What is Vernation?

Vernation is a term used in botany to describe the arrangement of young leaves within a bud before they unfold. It refers to the specific way in which leaves are folded or rolled up in the bud, and how they unfurl as they grow. This process is crucial for the development and growth of plants, as it determines the orientation and shape of the leaves as they emerge from the bud.

How does Vernation differ from other plant growth processes?

Vernation is distinct from other plant growth processes such as phyllotaxis, which refers to the arrangement of leaves on a stem, and leaf morphology, which deals with the shape and structure of leaves. While phyllotaxis and leaf morphology focus on the final appearance of leaves, vernation specifically looks at how leaves are arranged and folded within the bud before they fully develop.

What are the different types of Vernation?

There are several different types of vernation patterns that can be observed in plants. These include:

– **Conduplicate**: In this type of vernation, the two sides of the leaf are folded upwards and pressed against each other.
– **Involute**: The margins of the leaf are rolled inward towards the midrib.
– **Revolute**: The margins of the leaf are rolled outward away from the midrib.
– **Convolute**: The margins of the leaf are rolled inward and the upper surface is exposed.
– **Expliate**: The margins of the leaf are rolled outward and the lower surface is exposed.
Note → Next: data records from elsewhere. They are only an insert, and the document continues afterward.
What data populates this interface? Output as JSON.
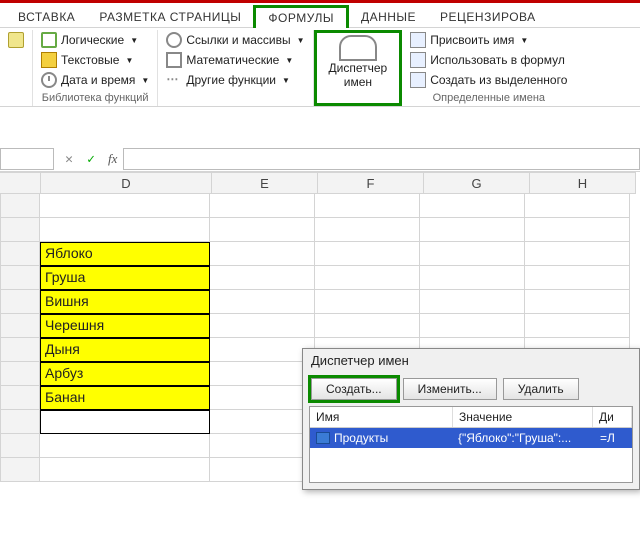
{
  "tabs": {
    "insert": "ВСТАВКА",
    "layout": "РАЗМЕТКА СТРАНИЦЫ",
    "formulas": "ФОРМУЛЫ",
    "data": "ДАННЫЕ",
    "review": "РЕЦЕНЗИРОВА"
  },
  "ribbon": {
    "logic": "Логические",
    "text": "Текстовые",
    "datetime": "Дата и время",
    "lookup": "Ссылки и массивы",
    "math": "Математические",
    "more": "Другие функции",
    "lib_group": "Библиотека функций",
    "name_mgr_l1": "Диспетчер",
    "name_mgr_l2": "имен",
    "def_name": "Присвоить имя",
    "use_formula": "Использовать в формул",
    "from_sel": "Создать из выделенного",
    "names_group": "Определенные имена"
  },
  "formula_bar": {
    "cancel": "✕",
    "ok": "✓",
    "fx": "fx",
    "value": ""
  },
  "columns": [
    "",
    "D",
    "E",
    "F",
    "G",
    "H"
  ],
  "cells": {
    "d": [
      "",
      "Яблоко",
      "Груша",
      "Вишня",
      "Черешня",
      "Дыня",
      "Арбуз",
      "Банан",
      ""
    ]
  },
  "dialog": {
    "title": "Диспетчер имен",
    "create": "Создать...",
    "edit": "Изменить...",
    "delete": "Удалить",
    "col_name": "Имя",
    "col_value": "Значение",
    "col_scope": "Ди",
    "row_name": "Продукты",
    "row_value": "{\"Яблоко\":\"Груша\":...",
    "row_scope": "=Л"
  }
}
Each of these vernation patterns results in a unique arrangement of leaves within the bud, which ultimately affects the shape and orientation of the fully developed leaf.

How does Vernation affect plant development?

Vernation plays a crucial role in determining the overall growth and development of plants. The way in which leaves are arranged and folded within the bud can impact factors such as light absorption, water retention, and protection from environmental stresses. Different vernation patterns can also influence the overall shape and structure of the plant, as well as its ability to photosynthesize and reproduce.

What are some examples of plants that exhibit unique Vernation patterns?

There are many plant species that exhibit unique vernation patterns, each adapted to their specific environment and growth requirements. For example, ferns typically have circinate vernation, where the young leaves are tightly coiled in a spiral shape within the bud. Grasses, on the other hand, often exhibit conduplicate vernation, with the two sides of the leaf folded against each other.

Other examples include the convolute vernation of lilies, the involute vernation of many dicotyledonous plants, and the revolute vernation of some succulent plants. Each of these vernation patterns reflects the evolutionary adaptations of the plant species to their respective habitats and growth conditions.

How can understanding Vernation be useful for botanists and gardeners?

Understanding vernation is essential for botanists and gardeners alike, as it provides valuable insights into the growth and development of plants. By studying the vernation patterns of different plant species, researchers can gain a better understanding of their evolutionary history, ecological adaptations, and physiological processes.

For gardeners, knowledge of vernation can help in the cultivation and care of plants. By recognizing the specific vernation patterns of different species, gardeners can better understand their growth requirements, optimal planting conditions, and potential issues that may arise during cultivation. This can lead to more successful gardening practices and healthier, more vibrant plants in the garden.